**ACTIVITY**
The word "Text" occurs in some of the lines below; copy each of those lines.
--- RECORDS TO USE Enclosed Below ---
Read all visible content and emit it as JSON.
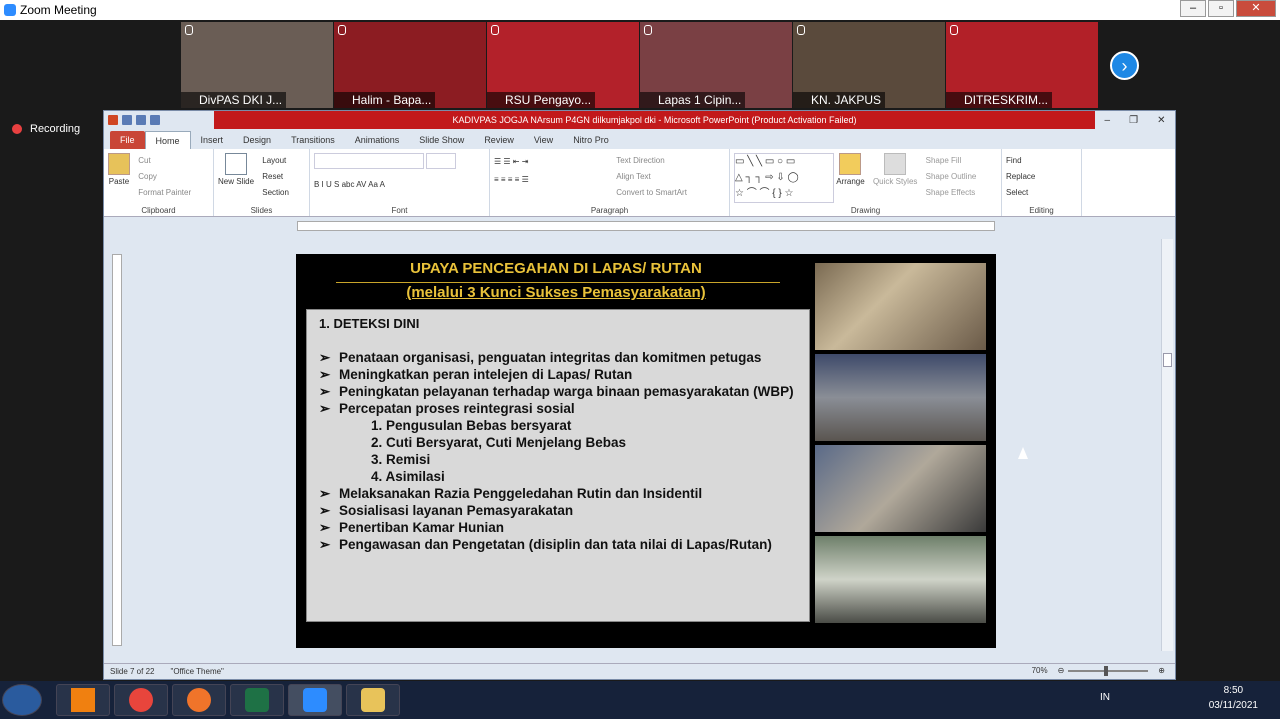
{
  "zoom": {
    "window_title": "Zoom Meeting",
    "recording": "Recording",
    "next": "›"
  },
  "participants": [
    {
      "name": "DivPAS DKI J...",
      "bg": "#6a5d55"
    },
    {
      "name": "Halim - Bapa...",
      "bg": "#8c1c22"
    },
    {
      "name": "RSU Pengayo...",
      "bg": "#b3212a"
    },
    {
      "name": "Lapas 1 Cipin...",
      "bg": "#7a4044"
    },
    {
      "name": "KN. JAKPUS",
      "bg": "#5a4a3c"
    },
    {
      "name": "DITRESKRIM...",
      "bg": "#b22028"
    }
  ],
  "ppt": {
    "title": "KADIVPAS JOGJA NArsum P4GN  dilkumjakpol dki  -  Microsoft PowerPoint (Product Activation Failed)",
    "tabs": [
      "File",
      "Home",
      "Insert",
      "Design",
      "Transitions",
      "Animations",
      "Slide Show",
      "Review",
      "View",
      "Nitro Pro"
    ],
    "ribbon": {
      "clipboard": {
        "label": "Clipboard",
        "paste": "Paste",
        "cut": "Cut",
        "copy": "Copy",
        "painter": "Format Painter"
      },
      "slides": {
        "label": "Slides",
        "new": "New Slide",
        "layout": "Layout",
        "reset": "Reset",
        "section": "Section"
      },
      "font": {
        "label": "Font"
      },
      "paragraph": {
        "label": "Paragraph",
        "dir": "Text Direction",
        "align": "Align Text",
        "smart": "Convert to SmartArt"
      },
      "drawing": {
        "label": "Drawing",
        "arrange": "Arrange",
        "quick": "Quick Styles",
        "fill": "Shape Fill",
        "outline": "Shape Outline",
        "effects": "Shape Effects"
      },
      "editing": {
        "label": "Editing",
        "find": "Find",
        "replace": "Replace",
        "select": "Select"
      }
    },
    "status": {
      "slide": "Slide 7 of 22",
      "theme": "\"Office Theme\"",
      "zoom": "70%"
    }
  },
  "slide": {
    "title": "UPAYA PENCEGAHAN DI LAPAS/ RUTAN",
    "subtitle": "(melalui  3 Kunci  Sukses  Pemasyarakatan)",
    "heading": "1. DETEKSI DINI",
    "bullets": [
      "Penataan organisasi, penguatan integritas dan komitmen petugas",
      "Meningkatkan peran intelejen di Lapas/ Rutan",
      "Peningkatan pelayanan terhadap warga binaan pemasyarakatan (WBP)",
      "Percepatan proses reintegrasi sosial"
    ],
    "subitems": [
      "1. Pengusulan Bebas bersyarat",
      "2. Cuti Bersyarat, Cuti Menjelang Bebas",
      "3. Remisi",
      "4. Asimilasi"
    ],
    "bullets2": [
      "Melaksanakan Razia Penggeledahan Rutin dan Insidentil",
      "Sosialisasi layanan Pemasyarakatan",
      "Penertiban Kamar Hunian",
      "Pengawasan dan Pengetatan (disiplin dan tata nilai di Lapas/Rutan)"
    ]
  },
  "taskbar": {
    "lang": "IN",
    "time": "8:50",
    "date": "03/11/2021"
  }
}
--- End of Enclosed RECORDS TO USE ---
**ANSWER**
        "dir": "Text Direction",
        "align": "Align Text",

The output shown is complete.